* [What to do]
Count each line below that has the word "structured" in it, and give only the total.

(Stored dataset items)
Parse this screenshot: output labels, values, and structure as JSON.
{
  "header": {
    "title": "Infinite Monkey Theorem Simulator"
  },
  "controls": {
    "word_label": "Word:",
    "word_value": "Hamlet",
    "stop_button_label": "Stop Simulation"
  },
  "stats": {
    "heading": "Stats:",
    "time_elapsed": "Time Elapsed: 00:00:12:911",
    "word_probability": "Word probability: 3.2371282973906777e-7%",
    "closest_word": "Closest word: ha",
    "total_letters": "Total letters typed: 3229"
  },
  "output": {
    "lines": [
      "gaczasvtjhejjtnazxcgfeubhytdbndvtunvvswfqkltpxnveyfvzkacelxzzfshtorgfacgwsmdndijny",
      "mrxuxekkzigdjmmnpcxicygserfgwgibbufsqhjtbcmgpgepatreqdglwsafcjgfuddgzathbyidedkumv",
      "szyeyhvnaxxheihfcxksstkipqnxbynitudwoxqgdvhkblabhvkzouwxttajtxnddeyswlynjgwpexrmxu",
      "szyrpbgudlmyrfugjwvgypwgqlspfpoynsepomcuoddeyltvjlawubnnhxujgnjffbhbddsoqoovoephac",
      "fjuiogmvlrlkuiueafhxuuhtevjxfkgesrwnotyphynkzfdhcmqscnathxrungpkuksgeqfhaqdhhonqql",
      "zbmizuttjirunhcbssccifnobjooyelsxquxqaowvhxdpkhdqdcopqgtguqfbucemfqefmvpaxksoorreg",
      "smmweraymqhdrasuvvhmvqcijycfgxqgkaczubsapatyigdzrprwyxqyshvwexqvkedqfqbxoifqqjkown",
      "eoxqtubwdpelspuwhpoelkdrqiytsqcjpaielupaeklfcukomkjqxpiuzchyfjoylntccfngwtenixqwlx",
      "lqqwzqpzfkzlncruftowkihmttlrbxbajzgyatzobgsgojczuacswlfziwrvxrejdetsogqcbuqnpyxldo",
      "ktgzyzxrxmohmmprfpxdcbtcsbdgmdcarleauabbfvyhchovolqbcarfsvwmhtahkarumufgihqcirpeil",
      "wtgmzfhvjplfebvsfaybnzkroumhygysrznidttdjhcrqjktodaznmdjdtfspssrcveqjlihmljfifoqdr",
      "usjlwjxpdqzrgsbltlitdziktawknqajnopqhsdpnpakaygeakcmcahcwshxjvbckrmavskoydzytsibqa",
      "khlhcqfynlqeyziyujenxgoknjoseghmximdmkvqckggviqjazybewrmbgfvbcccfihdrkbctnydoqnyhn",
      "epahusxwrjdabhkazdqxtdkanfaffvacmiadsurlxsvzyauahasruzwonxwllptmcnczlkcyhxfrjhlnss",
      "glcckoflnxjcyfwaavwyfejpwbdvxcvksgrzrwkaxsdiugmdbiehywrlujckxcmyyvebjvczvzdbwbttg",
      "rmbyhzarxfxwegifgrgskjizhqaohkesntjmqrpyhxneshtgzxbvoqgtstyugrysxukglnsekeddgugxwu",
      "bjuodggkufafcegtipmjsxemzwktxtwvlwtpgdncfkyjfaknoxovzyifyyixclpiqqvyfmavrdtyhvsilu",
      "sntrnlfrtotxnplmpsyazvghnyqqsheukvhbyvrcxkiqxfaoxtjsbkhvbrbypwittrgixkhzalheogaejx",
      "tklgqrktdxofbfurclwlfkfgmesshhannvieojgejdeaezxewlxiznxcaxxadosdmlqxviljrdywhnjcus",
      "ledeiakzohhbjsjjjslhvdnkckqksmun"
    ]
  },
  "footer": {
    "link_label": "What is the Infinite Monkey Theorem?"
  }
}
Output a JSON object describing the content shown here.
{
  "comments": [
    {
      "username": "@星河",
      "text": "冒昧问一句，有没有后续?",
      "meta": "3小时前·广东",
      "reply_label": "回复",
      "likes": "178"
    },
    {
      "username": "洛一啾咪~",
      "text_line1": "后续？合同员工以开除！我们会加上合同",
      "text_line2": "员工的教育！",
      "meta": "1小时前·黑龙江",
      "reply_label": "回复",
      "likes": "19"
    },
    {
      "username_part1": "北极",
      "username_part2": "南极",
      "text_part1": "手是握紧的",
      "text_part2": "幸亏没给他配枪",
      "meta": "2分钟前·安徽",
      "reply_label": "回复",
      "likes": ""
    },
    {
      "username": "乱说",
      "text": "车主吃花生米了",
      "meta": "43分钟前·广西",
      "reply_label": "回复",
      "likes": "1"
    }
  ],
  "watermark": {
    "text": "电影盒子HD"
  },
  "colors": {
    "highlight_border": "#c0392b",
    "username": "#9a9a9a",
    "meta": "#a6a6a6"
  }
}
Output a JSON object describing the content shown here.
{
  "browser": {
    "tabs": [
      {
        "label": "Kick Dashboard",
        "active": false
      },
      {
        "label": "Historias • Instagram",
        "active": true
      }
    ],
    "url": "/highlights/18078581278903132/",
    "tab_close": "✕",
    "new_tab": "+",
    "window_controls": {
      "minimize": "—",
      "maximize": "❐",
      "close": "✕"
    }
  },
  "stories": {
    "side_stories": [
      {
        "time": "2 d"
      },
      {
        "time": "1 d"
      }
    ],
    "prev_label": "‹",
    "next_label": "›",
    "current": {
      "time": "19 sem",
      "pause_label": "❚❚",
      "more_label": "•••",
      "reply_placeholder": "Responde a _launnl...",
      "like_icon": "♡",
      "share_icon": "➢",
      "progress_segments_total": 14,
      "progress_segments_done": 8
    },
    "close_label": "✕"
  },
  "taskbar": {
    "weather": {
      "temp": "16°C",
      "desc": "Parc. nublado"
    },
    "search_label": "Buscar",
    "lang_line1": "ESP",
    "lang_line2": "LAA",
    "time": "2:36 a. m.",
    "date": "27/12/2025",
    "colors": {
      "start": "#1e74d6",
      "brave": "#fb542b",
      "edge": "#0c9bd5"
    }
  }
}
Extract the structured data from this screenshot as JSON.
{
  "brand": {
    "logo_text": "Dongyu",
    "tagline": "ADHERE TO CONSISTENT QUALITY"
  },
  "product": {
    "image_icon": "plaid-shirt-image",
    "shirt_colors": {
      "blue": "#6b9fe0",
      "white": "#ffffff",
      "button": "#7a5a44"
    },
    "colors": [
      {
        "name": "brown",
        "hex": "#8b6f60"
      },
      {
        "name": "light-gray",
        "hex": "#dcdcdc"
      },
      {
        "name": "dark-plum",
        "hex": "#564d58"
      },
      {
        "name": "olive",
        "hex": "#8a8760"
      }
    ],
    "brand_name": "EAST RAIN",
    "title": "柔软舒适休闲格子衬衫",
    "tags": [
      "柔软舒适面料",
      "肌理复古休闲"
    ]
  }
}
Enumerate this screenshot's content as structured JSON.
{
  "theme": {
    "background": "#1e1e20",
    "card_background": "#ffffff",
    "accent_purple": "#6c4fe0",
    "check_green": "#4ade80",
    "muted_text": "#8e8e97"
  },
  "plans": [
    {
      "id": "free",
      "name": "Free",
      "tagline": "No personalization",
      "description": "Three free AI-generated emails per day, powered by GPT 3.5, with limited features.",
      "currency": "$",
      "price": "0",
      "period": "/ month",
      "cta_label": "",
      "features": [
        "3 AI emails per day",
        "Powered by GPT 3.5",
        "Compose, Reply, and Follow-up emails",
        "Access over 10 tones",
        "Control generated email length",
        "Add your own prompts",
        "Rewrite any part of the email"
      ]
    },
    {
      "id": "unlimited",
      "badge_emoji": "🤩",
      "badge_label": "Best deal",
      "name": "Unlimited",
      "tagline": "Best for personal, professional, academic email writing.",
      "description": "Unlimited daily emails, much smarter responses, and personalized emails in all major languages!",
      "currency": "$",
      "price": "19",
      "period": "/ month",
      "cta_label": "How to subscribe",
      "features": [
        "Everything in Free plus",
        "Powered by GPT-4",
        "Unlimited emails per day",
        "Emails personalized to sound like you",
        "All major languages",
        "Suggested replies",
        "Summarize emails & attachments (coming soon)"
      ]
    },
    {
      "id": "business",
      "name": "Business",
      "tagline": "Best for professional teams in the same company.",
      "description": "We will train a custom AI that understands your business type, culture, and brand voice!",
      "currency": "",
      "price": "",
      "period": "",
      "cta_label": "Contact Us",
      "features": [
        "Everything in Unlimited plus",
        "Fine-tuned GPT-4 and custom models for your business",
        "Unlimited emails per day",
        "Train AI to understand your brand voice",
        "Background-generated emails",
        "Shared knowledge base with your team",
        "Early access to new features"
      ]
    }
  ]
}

* [Written answer]
2